**Entries from a dataset of interfaces**
<<<<
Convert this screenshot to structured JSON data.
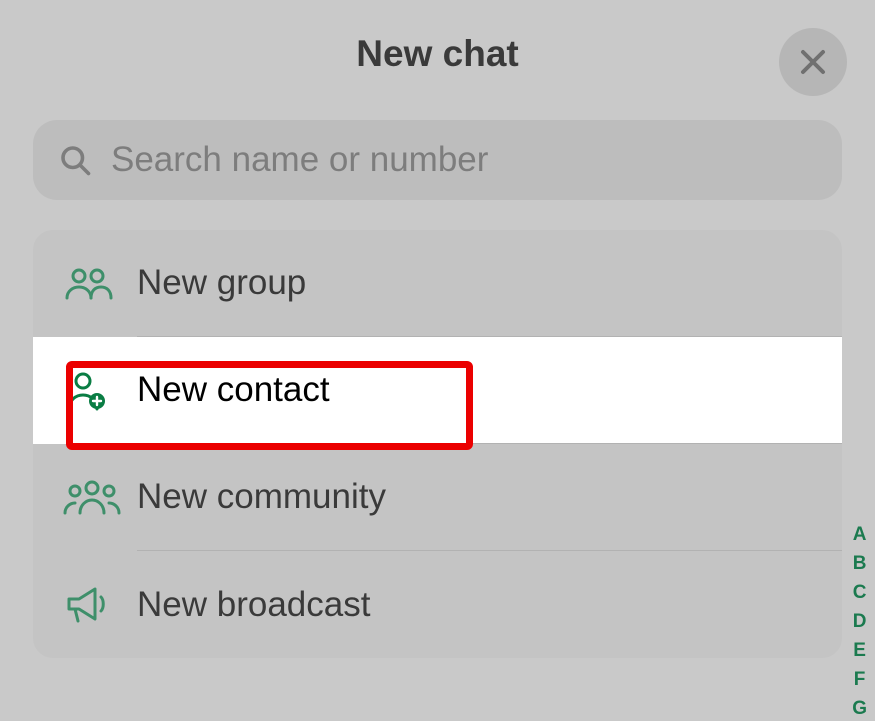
{
  "header": {
    "title": "New chat",
    "close_icon": "close-icon"
  },
  "search": {
    "placeholder": "Search name or number"
  },
  "menu": {
    "items": [
      {
        "label": "New group",
        "icon": "group-icon"
      },
      {
        "label": "New contact",
        "icon": "add-contact-icon",
        "highlighted": true
      },
      {
        "label": "New community",
        "icon": "community-icon"
      },
      {
        "label": "New broadcast",
        "icon": "megaphone-icon"
      }
    ]
  },
  "az_index": [
    "A",
    "B",
    "C",
    "D",
    "E",
    "F",
    "G"
  ],
  "colors": {
    "accent_green": "#128C4B",
    "highlight_red": "#eb0000"
  }
}
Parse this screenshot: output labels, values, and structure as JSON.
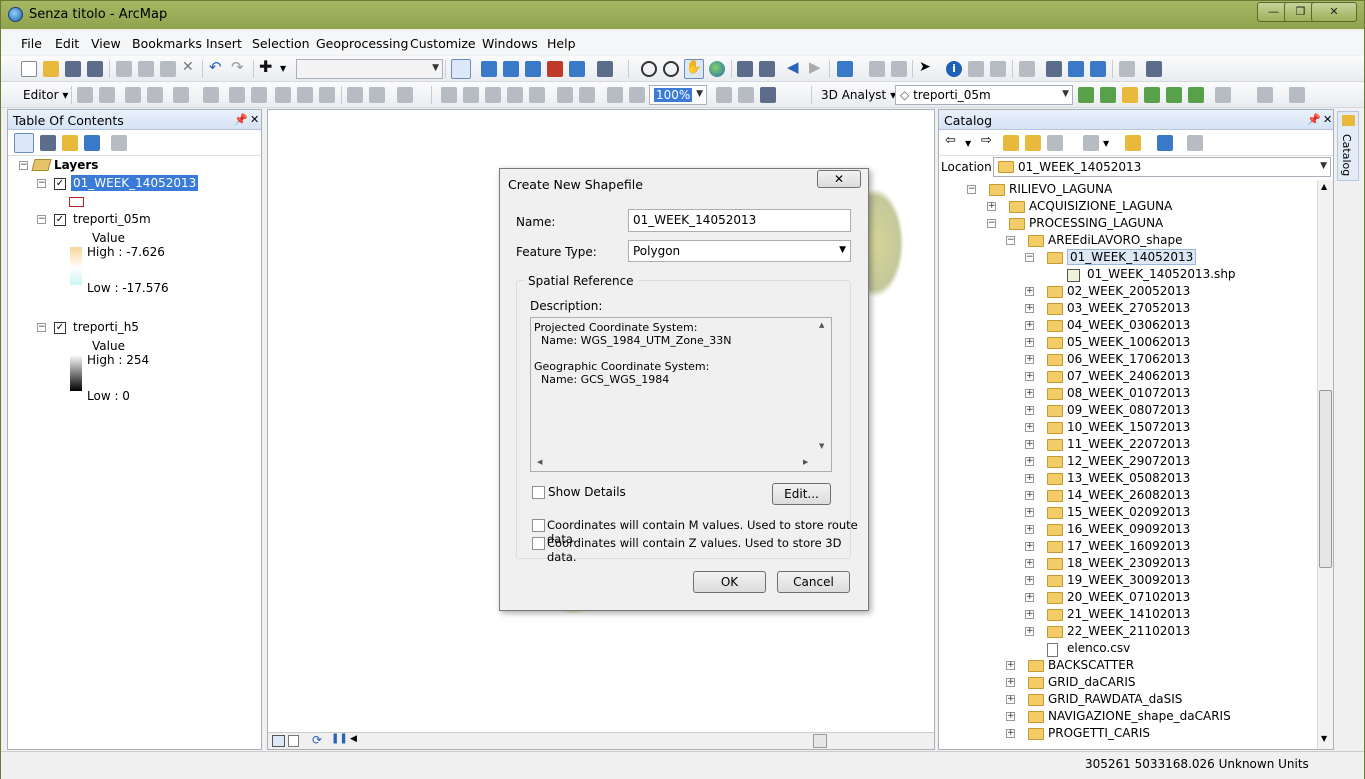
{
  "window": {
    "title": "Senza titolo - ArcMap",
    "minimize": "—",
    "maximize": "❐",
    "close": "✕"
  },
  "menu": [
    "File",
    "Edit",
    "View",
    "Bookmarks",
    "Insert",
    "Selection",
    "Geoprocessing",
    "Customize",
    "Windows",
    "Help"
  ],
  "toolbar": {
    "scale_value": "",
    "zoom_value": "100%",
    "editor_label": "Editor ▾",
    "analyst_label": "3D Analyst ▾",
    "layer_combo": "treporti_05m"
  },
  "toc": {
    "title": "Table Of Contents",
    "root": "Layers",
    "layers": [
      {
        "name": "01_WEEK_14052013"
      },
      {
        "name": "treporti_05m",
        "legend_title": "Value",
        "high": "High : -7.626",
        "low": "Low : -17.576"
      },
      {
        "name": "treporti_h5",
        "legend_title": "Value",
        "high": "High : 254",
        "low": "Low : 0"
      }
    ]
  },
  "catalog": {
    "title": "Catalog",
    "side_tab": "Catalog",
    "location_label": "Location:",
    "location_value": "01_WEEK_14052013",
    "items": [
      {
        "label": "RILIEVO_LAGUNA",
        "level": 0,
        "exp": "−",
        "type": "folder"
      },
      {
        "label": "ACQUISIZIONE_LAGUNA",
        "level": 1,
        "exp": "+",
        "type": "folder"
      },
      {
        "label": "PROCESSING_LAGUNA",
        "level": 1,
        "exp": "−",
        "type": "folder"
      },
      {
        "label": "AREEdiLAVORO_shape",
        "level": 2,
        "exp": "−",
        "type": "folder"
      },
      {
        "label": "01_WEEK_14052013",
        "level": 3,
        "exp": "−",
        "type": "folder",
        "selected": true
      },
      {
        "label": "01_WEEK_14052013.shp",
        "level": 4,
        "exp": "",
        "type": "shp"
      },
      {
        "label": "02_WEEK_20052013",
        "level": 3,
        "exp": "+",
        "type": "folder"
      },
      {
        "label": "03_WEEK_27052013",
        "level": 3,
        "exp": "+",
        "type": "folder"
      },
      {
        "label": "04_WEEK_03062013",
        "level": 3,
        "exp": "+",
        "type": "folder"
      },
      {
        "label": "05_WEEK_10062013",
        "level": 3,
        "exp": "+",
        "type": "folder"
      },
      {
        "label": "06_WEEK_17062013",
        "level": 3,
        "exp": "+",
        "type": "folder"
      },
      {
        "label": "07_WEEK_24062013",
        "level": 3,
        "exp": "+",
        "type": "folder"
      },
      {
        "label": "08_WEEK_01072013",
        "level": 3,
        "exp": "+",
        "type": "folder"
      },
      {
        "label": "09_WEEK_08072013",
        "level": 3,
        "exp": "+",
        "type": "folder"
      },
      {
        "label": "10_WEEK_15072013",
        "level": 3,
        "exp": "+",
        "type": "folder"
      },
      {
        "label": "11_WEEK_22072013",
        "level": 3,
        "exp": "+",
        "type": "folder"
      },
      {
        "label": "12_WEEK_29072013",
        "level": 3,
        "exp": "+",
        "type": "folder"
      },
      {
        "label": "13_WEEK_05082013",
        "level": 3,
        "exp": "+",
        "type": "folder"
      },
      {
        "label": "14_WEEK_26082013",
        "level": 3,
        "exp": "+",
        "type": "folder"
      },
      {
        "label": "15_WEEK_02092013",
        "level": 3,
        "exp": "+",
        "type": "folder"
      },
      {
        "label": "16_WEEK_09092013",
        "level": 3,
        "exp": "+",
        "type": "folder"
      },
      {
        "label": "17_WEEK_16092013",
        "level": 3,
        "exp": "+",
        "type": "folder"
      },
      {
        "label": "18_WEEK_23092013",
        "level": 3,
        "exp": "+",
        "type": "folder"
      },
      {
        "label": "19_WEEK_30092013",
        "level": 3,
        "exp": "+",
        "type": "folder"
      },
      {
        "label": "20_WEEK_07102013",
        "level": 3,
        "exp": "+",
        "type": "folder"
      },
      {
        "label": "21_WEEK_14102013",
        "level": 3,
        "exp": "+",
        "type": "folder"
      },
      {
        "label": "22_WEEK_21102013",
        "level": 3,
        "exp": "+",
        "type": "folder"
      },
      {
        "label": "elenco.csv",
        "level": 3,
        "exp": "",
        "type": "file"
      },
      {
        "label": "BACKSCATTER",
        "level": 2,
        "exp": "+",
        "type": "folder"
      },
      {
        "label": "GRID_daCARIS",
        "level": 2,
        "exp": "+",
        "type": "folder"
      },
      {
        "label": "GRID_RAWDATA_daSIS",
        "level": 2,
        "exp": "+",
        "type": "folder"
      },
      {
        "label": "NAVIGAZIONE_shape_daCARIS",
        "level": 2,
        "exp": "+",
        "type": "folder"
      },
      {
        "label": "PROGETTI_CARIS",
        "level": 2,
        "exp": "+",
        "type": "folder"
      }
    ]
  },
  "dialog": {
    "title": "Create New Shapefile",
    "close": "✕",
    "name_label": "Name:",
    "name_value": "01_WEEK_14052013",
    "feature_type_label": "Feature Type:",
    "feature_type_value": "Polygon",
    "spatial_ref_label": "Spatial Reference",
    "description_label": "Description:",
    "description_lines": [
      "Projected Coordinate System:",
      "  Name: WGS_1984_UTM_Zone_33N",
      "",
      "Geographic Coordinate System:",
      "  Name: GCS_WGS_1984"
    ],
    "show_details": "Show Details",
    "edit_button": "Edit...",
    "m_values": "Coordinates will contain M values. Used to store route data.",
    "z_values": "Coordinates will contain Z values. Used to store 3D data.",
    "ok": "OK",
    "cancel": "Cancel"
  },
  "status": {
    "coords": "305261  5033168.026 Unknown Units"
  }
}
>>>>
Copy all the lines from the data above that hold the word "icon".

**Solution for this task**
    "close_icon": "close-icon"
        "icon": "group-icon"
        "icon": "add-contact-icon",
        "icon": "community-icon"
        "icon": "megaphone-icon"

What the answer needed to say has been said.